▸ Work order
Find the lines of the listing that contain the string "мире", and return them.
§ §
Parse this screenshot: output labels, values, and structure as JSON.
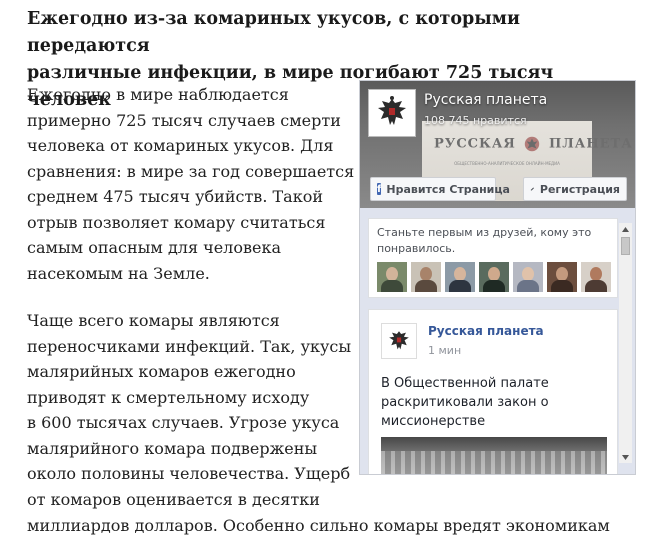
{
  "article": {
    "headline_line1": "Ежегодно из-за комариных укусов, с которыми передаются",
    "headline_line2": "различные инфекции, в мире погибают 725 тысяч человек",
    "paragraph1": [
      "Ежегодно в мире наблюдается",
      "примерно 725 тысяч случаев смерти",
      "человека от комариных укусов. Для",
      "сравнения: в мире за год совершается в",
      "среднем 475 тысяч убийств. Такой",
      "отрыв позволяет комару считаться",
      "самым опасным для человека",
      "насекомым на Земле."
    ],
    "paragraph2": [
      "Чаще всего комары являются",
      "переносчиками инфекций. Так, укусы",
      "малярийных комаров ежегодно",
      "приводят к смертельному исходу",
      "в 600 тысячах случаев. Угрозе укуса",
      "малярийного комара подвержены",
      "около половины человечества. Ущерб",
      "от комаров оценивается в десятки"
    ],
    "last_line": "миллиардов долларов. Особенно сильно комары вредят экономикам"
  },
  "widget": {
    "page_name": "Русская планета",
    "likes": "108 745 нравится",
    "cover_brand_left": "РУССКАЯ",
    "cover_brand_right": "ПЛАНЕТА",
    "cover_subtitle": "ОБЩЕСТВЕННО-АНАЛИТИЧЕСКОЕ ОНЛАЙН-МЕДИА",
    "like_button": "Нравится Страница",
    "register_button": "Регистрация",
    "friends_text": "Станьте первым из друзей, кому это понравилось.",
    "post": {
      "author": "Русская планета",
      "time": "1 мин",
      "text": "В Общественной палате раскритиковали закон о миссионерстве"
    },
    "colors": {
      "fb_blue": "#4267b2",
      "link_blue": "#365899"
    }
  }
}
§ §
▸ Expected answer
    "headline_line2": "различные инфекции, в мире погибают 725 тысяч человек",
      "Ежегодно в мире наблюдается",
      "сравнения: в мире за год совершается в",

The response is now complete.